After a lengthy period of inactivity the band re-emerged back in 2008 and went through a number of further line-up changes, but since bassist Dante Gizzi switched to lead vocals the bands hasn’t looked back. Last year’s ‘Favourite Pleasures’ has been a fantastic success for the band and they are in celebratory mood as they run through a short but sweet set that has the fans in the palm of their hands. ‘Better Days’, ‘Word Up’ and a cover of The Beastie Boys ‘(You Gotta) Fight For Your Right (To Party!)’ incite the first of many sing-a-longs this weekend.
After another short trip to the second stage for the very impressive Me And That Man, it’s time for the fantastic Therapy? to take the main stage by storm. Ploughing through a set that heavily leans on songs from iconic album ‘Troublegum’ they deliver a near perfect festival performance that ends with a run of ‘Knives’, ‘Nowhere’ and ‘Screamager’ to the delight of the audience. There is then time to nip to the second stage for Skinny Molly and another great sing-a-long moment as they deliver a crowd pleasing rendition of ‘Freebird’.
Southern rock has featured heavily over the years at Ramblin’ Man and this year is no different with The Cadillac Three making a heroic return to the main stage next. Led by Jaren Johnston the trio spend the next hour showcasing just why they are one of the hottest young rock bands around. The set itself is a good mix of new and old, but it’s the ending of old favourites ‘I’m Southern’, ‘I’m Rockin’’, ‘White Lightning’ and ‘The South’ that solidifies the performance as one the weekends most talked about.
Another of the grumbles against Ramblin’ Man this year has been some unusual placing of bands and the ensuing clashes. One such clash was The Cadillac Three and Alter Bridge frontman Myles Kennedy who is gracing the second stage as we speak. I join most of those in attendance in rushing to catch the end of what appears to have been an absolutely stunning set by Kennedy. Mixing tracks from across his career with those from his debut solo album it’s the title track ‘Year Of The Tiger’ that brings his time on stage to a close.
Up next on the main stage is a band that continually divides opinion and certainly did when they were announced for this festival. Americans Steel Panther are an acquired taste, but sadly it’s a taste that I can’t stand. As a parody they were entertaining for all of five minutes, but that was ten years ago. Now they are a parody of themselves and after witnessing the first twenty minutes of their set and only getting two songs I’ve had enough.

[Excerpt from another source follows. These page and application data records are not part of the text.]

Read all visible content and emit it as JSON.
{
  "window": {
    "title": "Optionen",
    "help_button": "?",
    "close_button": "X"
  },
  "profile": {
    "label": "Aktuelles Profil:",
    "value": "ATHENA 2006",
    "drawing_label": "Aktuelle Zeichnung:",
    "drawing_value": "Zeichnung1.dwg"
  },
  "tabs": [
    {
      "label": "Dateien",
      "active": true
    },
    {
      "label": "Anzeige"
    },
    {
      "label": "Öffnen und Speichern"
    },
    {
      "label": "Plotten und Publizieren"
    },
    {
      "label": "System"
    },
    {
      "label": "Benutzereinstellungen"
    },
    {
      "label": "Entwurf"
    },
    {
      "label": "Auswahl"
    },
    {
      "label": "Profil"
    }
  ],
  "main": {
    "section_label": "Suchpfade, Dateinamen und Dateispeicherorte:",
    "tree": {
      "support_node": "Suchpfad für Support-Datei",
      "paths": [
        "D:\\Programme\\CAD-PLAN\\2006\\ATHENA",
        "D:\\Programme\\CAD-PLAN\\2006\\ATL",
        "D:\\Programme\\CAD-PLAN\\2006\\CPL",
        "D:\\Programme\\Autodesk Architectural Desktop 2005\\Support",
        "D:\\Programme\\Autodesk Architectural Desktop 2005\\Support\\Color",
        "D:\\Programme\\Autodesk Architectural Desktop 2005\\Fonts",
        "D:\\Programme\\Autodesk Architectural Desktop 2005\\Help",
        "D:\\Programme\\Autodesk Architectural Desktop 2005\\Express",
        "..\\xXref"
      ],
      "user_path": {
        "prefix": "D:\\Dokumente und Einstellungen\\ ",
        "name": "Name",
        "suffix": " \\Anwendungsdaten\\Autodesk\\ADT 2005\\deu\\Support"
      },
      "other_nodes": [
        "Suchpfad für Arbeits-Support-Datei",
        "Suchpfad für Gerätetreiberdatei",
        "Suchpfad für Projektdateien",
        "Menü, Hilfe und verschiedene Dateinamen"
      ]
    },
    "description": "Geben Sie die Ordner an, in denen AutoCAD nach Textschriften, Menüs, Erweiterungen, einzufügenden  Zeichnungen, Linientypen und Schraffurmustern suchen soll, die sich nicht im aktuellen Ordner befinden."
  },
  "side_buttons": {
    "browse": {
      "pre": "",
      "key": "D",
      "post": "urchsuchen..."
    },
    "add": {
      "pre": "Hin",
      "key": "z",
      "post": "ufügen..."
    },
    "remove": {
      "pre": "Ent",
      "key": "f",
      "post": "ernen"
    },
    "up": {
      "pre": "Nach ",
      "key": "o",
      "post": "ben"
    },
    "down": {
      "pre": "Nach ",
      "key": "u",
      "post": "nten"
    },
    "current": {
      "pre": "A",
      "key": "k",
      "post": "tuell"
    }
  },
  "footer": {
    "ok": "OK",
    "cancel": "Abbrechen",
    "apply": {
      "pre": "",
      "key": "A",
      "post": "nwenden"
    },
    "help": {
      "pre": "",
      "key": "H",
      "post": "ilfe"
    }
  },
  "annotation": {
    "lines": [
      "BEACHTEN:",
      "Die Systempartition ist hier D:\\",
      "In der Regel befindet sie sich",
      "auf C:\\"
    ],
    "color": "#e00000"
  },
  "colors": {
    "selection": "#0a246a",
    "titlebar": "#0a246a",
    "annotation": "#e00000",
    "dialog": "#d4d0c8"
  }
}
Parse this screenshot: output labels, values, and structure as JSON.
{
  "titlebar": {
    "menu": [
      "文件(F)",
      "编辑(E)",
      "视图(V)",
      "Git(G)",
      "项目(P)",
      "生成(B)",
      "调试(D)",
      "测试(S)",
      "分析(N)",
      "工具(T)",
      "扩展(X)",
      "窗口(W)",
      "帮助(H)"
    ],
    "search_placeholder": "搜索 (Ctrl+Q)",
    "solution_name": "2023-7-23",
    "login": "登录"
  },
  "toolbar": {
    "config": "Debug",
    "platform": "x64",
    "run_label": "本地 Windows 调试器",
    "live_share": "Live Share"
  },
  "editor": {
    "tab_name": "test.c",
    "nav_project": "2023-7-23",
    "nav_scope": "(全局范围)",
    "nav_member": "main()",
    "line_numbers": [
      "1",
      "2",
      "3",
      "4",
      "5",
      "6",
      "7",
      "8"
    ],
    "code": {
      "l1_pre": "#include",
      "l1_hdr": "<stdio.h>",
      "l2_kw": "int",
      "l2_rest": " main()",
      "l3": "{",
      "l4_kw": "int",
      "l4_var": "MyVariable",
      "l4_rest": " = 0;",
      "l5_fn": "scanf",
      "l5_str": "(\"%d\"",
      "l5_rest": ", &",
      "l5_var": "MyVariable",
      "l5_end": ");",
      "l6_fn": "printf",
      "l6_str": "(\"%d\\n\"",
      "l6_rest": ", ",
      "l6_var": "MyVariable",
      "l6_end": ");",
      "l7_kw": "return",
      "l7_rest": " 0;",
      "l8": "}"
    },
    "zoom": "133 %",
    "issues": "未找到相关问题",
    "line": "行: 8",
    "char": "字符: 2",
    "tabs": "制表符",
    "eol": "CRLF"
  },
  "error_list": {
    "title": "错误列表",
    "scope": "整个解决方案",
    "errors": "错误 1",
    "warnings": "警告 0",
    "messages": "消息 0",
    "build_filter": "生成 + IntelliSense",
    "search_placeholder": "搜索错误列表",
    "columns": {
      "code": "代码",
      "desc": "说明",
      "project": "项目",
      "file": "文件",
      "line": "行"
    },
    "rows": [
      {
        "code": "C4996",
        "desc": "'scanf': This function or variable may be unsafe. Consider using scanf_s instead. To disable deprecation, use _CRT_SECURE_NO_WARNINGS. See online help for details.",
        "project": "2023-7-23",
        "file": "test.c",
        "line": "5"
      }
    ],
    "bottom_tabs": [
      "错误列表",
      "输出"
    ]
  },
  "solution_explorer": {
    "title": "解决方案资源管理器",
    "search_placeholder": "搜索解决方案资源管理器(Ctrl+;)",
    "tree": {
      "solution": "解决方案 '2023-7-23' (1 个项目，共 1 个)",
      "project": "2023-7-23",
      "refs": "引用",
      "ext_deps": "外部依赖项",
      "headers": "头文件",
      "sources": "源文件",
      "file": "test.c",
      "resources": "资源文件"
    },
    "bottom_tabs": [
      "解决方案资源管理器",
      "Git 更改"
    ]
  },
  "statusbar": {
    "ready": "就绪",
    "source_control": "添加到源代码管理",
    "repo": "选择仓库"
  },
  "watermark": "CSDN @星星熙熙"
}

I choose to head over to the second stage for the legendary Steve Earle and The Dukes who are celebrating ‘Copperhead Road’ by playing the album in full and more. What follows is a thoroughly gripping performance intertwined with the stories of the songs from the man himself. To end the day I headed back to the main stage to catch another classic band in action as today’s headliners Mott The Hoople serenade a somewhat depleted audience with the likes of ‘All The Young Dudes’.
All in all it’s a decent first day to the festival with some great performances from the likes of Therapy?, The Cadillac Three, Myles Kennedy and Steve Earle. Tomorrow promises more of the same and with the sun set to continue shining, I for one can’t wait.
You can read the Sunday review here.
latest on this festival
video of the day
Ramblin' Man 2018 Sunday review
Ramblin' Man 2018 Saturday review